Recently, I heard a panel of four high-powered women talk about their lives and how they built their businesses. When they were asked what they would do if they were forced to choose between the business and their families, each in turn gave the same swift answer: my business. At first glance, that jaw-dropping reply is every bit as ghastly as it sounds. But after more than a dozen years of business meetings and countless panel discussions, I've never once heard such a question put to a panel of successful men, and I think I know why. Nobody needs to ask, because we already know the answer. Of course successful businessmen, for the good of their work, sometimes pass up their kids' baseball games and birthdays and science projects and other milestones: for them, that territory is terra firma. Lots of men grew up watching their fathers shoulder responsibility exactly that way. Women may hope there's a better approach, but there's no getting around it: somebody has to go to the last-minute meeting, and somebody dances at the wedding reception, and it's always a very, very hard call to decide which somebody you are.

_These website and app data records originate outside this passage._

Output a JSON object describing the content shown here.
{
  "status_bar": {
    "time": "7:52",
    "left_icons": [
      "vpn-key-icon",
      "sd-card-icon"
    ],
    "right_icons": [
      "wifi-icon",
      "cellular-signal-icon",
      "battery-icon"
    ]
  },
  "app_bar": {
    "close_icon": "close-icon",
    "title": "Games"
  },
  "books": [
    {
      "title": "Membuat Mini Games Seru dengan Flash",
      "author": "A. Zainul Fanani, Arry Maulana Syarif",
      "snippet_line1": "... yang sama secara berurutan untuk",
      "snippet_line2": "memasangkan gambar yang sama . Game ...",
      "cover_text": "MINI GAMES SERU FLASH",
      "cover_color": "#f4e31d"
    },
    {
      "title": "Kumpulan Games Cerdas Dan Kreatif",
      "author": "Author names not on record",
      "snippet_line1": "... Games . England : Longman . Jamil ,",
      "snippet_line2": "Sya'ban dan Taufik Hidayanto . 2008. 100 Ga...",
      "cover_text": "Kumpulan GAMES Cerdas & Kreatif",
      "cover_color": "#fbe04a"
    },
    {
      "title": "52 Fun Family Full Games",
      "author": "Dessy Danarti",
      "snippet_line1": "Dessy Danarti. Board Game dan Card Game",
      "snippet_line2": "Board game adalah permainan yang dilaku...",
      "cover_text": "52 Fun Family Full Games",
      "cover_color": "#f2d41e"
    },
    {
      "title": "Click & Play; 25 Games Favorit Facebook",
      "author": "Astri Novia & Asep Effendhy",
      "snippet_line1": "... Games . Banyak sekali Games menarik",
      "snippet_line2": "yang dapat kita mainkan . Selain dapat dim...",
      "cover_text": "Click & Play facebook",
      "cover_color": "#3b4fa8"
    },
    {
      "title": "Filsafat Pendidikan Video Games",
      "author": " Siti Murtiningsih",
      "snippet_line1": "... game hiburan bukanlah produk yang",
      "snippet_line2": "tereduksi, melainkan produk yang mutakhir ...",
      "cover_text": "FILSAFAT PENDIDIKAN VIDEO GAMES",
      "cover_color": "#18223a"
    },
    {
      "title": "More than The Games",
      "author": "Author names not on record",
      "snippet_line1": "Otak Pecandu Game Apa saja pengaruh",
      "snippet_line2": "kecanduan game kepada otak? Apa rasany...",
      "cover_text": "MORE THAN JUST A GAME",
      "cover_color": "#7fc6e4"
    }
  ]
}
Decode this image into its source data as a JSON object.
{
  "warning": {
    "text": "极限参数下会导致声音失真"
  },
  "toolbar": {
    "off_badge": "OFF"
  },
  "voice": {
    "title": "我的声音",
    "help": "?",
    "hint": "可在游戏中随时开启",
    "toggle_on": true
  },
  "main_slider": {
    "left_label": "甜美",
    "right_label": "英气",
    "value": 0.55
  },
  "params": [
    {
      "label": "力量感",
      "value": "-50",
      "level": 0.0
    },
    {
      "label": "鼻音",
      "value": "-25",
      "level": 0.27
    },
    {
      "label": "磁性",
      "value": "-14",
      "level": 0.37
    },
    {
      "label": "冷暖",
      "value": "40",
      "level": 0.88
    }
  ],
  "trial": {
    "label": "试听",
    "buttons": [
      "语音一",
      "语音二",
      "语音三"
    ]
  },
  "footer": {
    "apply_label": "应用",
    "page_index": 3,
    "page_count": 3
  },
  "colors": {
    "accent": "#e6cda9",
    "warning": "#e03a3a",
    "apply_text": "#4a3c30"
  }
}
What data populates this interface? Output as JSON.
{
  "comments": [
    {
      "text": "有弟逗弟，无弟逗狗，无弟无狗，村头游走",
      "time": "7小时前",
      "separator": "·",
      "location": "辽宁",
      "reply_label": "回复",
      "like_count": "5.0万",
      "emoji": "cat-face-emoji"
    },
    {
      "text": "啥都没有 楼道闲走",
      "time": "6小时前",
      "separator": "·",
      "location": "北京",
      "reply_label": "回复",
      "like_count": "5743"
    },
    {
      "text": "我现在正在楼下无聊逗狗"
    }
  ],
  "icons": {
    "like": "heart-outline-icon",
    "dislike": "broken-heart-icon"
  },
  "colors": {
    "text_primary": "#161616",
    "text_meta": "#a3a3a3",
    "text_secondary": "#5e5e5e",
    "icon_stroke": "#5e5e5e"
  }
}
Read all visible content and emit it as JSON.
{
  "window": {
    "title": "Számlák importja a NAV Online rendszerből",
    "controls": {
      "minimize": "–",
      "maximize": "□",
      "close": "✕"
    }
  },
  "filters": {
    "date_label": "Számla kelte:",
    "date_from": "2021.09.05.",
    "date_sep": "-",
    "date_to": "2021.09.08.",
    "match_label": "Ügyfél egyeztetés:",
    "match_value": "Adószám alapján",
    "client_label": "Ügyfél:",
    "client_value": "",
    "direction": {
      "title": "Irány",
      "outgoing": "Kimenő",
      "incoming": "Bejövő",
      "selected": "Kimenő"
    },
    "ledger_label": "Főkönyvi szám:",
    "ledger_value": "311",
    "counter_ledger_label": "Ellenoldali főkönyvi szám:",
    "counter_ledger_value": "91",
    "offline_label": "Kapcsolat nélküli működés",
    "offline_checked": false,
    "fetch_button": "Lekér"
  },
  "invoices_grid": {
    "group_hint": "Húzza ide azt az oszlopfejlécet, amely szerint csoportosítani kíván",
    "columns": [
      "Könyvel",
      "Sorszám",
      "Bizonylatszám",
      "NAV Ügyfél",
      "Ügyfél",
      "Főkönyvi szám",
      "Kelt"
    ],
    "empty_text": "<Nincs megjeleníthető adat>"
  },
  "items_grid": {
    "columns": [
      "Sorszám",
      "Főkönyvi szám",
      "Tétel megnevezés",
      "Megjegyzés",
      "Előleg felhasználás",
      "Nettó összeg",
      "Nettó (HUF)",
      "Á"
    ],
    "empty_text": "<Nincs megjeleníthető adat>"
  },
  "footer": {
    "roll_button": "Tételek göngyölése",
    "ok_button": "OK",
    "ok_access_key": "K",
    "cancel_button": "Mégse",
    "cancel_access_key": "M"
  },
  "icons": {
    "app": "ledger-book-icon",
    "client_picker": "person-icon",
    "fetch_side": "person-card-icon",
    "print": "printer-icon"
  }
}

"Of course," one woman who attended the infamous women's panel told me, "there are lots of divorces in our group." That's the reason many women decide to have children before their careers really get rolling. Otherwise, they say, they might have missed the moment, because later on they would be too deep in a work groove to break out of it without sparking a crisis.

The price of doing something you love is time, energy, attention, and focus--the very same time, energy, attention, and focus that could have gone toward enjoying your daughter's soccer game or designing a spiffy new computer system. I don't pretend it's easy: remember, I'm the one who pulled the disappearing act at my sister's wedding. But in spite of the barriers and struggles and disappointments, people who have made tough choices for the chance to build something great--well, as they'll tell you, it's still the best idea they ever had.

Nancy K. Austin, a writer and management consultant, cowrote A Passion for Excellence with Tom Peters.


For those of you struggling with the impossible task of balancing work and family, Nancy Austin recommends the following books:

Balancing Act: How Managers Can Integrate Successful Careers and Fulfilling Personal Lives, by Joan Kofodimos (Jossey-Bass, 800-956-7739, 1993, $27). An absolutely on-point guide, says Austin.

A Dog in Heat Is a Hot Dog: And Other Rules to Live By, by E. Jean Carroll (Pocket Books, 800-223-2336, 1996, $12). Says Austin, "Wonderful, totally charming, very, very funny--perfect when you seek relief from what is such a deadly serious subject."

Body and Soul, by Anita Roddick (Crown Publishing, 800-726-0600, 1991, $16). This is a classic, says Austin. "In case anybody thinks you can approach starting a business or holding a job in a measured, controlled, balanced way--just get this and read almost any page. Nobody ever does anything unless they are lit up with a cause or royally pissed off, as Roddick proves in this indispensable guide."

The Corporate Reference Guide to Work-Family Programs, from the Families and Work Institute (330 Seventh Ave., 14th floor, New York, NY 10001; 212-465-2044). Austin says it's the essential reference for company owners who wonder what their responsibility might be to their employees as far as "balance" is concerned. Its academic tone will be just dry enough to convince skeptics that this is an important, grown-up subject.

Published on: Apr 1, 1997